[PROBLEM]
Some lines in the listing hold the word "共同通信公式". Return each of them.

DATA TO EXAMINE Start Marker

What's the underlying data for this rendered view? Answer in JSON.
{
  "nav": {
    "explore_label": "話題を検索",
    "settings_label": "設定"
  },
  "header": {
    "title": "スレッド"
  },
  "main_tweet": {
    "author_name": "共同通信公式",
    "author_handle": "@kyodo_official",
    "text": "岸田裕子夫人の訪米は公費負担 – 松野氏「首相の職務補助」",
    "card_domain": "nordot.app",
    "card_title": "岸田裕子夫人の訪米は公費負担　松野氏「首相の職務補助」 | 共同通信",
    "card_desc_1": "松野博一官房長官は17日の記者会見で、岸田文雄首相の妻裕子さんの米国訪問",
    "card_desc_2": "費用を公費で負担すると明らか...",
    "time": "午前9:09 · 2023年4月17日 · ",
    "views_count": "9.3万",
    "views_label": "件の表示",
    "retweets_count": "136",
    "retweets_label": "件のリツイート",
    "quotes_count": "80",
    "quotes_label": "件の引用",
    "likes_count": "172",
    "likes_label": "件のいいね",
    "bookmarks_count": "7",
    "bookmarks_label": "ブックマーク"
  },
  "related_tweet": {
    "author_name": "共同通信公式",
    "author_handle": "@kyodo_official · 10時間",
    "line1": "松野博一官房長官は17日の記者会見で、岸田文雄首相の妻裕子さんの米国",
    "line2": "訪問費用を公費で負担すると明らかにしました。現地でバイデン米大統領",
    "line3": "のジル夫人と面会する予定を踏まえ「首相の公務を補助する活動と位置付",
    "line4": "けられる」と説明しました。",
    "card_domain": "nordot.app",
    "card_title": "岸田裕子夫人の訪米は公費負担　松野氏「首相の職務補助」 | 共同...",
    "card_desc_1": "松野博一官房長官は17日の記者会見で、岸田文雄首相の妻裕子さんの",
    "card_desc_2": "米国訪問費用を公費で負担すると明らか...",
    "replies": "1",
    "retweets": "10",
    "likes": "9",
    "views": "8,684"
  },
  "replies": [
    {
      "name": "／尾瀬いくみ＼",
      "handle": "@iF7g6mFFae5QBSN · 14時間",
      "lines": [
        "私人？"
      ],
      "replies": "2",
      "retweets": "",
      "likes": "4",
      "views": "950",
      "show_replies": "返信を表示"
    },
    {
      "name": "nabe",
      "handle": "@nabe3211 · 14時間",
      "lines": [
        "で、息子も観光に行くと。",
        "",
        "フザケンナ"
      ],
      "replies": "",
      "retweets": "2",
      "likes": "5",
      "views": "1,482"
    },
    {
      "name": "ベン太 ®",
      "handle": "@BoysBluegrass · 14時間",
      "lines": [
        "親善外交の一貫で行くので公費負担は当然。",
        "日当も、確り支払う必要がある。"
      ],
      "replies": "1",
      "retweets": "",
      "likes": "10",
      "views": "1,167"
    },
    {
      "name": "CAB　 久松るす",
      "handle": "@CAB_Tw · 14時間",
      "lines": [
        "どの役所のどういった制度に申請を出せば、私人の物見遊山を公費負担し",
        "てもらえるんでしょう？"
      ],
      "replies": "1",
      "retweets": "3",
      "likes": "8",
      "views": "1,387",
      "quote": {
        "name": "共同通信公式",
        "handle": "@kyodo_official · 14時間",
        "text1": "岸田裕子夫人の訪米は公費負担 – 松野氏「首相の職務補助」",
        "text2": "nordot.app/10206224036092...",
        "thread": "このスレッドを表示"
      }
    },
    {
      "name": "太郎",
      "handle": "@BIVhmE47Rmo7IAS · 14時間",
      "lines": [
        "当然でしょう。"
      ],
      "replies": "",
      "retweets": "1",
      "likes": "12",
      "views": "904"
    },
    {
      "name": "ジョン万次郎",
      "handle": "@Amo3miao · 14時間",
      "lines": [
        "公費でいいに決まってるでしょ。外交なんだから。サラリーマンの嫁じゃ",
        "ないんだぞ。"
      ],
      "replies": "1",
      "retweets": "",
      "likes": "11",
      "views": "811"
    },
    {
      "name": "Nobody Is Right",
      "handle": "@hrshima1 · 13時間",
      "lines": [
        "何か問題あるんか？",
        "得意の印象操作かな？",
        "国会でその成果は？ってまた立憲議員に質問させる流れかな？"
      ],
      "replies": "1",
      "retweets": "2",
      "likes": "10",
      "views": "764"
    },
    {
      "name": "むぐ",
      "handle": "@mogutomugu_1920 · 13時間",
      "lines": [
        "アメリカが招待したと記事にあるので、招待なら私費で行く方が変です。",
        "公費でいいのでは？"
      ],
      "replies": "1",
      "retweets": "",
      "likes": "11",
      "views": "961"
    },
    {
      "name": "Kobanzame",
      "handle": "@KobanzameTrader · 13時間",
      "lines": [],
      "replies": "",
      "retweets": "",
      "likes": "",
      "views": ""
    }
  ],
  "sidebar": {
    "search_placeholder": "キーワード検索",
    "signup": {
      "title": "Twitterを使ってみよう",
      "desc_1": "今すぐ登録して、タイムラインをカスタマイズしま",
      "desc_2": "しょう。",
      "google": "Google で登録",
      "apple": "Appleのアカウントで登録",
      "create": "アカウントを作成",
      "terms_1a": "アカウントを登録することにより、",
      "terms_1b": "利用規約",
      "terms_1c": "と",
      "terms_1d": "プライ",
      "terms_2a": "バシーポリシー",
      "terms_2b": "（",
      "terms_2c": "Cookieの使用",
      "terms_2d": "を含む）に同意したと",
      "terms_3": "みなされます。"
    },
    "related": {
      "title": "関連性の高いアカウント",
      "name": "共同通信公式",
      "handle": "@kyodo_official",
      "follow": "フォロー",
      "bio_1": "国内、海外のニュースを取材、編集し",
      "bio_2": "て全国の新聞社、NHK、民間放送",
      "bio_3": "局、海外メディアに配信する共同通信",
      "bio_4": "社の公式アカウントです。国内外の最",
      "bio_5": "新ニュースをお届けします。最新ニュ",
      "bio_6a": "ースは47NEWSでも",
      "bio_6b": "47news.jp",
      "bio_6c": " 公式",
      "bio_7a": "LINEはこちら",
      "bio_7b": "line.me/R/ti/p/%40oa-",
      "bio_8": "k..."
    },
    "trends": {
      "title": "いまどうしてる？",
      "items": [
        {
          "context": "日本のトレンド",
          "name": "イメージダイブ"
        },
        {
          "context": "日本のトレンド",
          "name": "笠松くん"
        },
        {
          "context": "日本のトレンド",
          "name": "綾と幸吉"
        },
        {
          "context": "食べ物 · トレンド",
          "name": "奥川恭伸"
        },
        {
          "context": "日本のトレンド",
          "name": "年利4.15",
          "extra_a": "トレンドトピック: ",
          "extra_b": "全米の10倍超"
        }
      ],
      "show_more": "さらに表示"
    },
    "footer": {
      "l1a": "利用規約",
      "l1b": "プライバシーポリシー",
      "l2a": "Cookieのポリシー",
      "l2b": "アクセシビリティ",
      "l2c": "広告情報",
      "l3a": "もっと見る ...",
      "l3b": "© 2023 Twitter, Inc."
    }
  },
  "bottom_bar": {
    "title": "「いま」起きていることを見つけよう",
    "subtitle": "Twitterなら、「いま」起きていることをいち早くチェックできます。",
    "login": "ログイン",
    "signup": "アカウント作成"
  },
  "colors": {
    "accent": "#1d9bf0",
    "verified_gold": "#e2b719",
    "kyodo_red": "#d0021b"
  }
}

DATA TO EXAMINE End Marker

[WRITTEN ANSWER]
    "author_name": "共同通信公式",
    "author_name": "共同通信公式",
        "name": "共同通信公式",
      "name": "共同通信公式",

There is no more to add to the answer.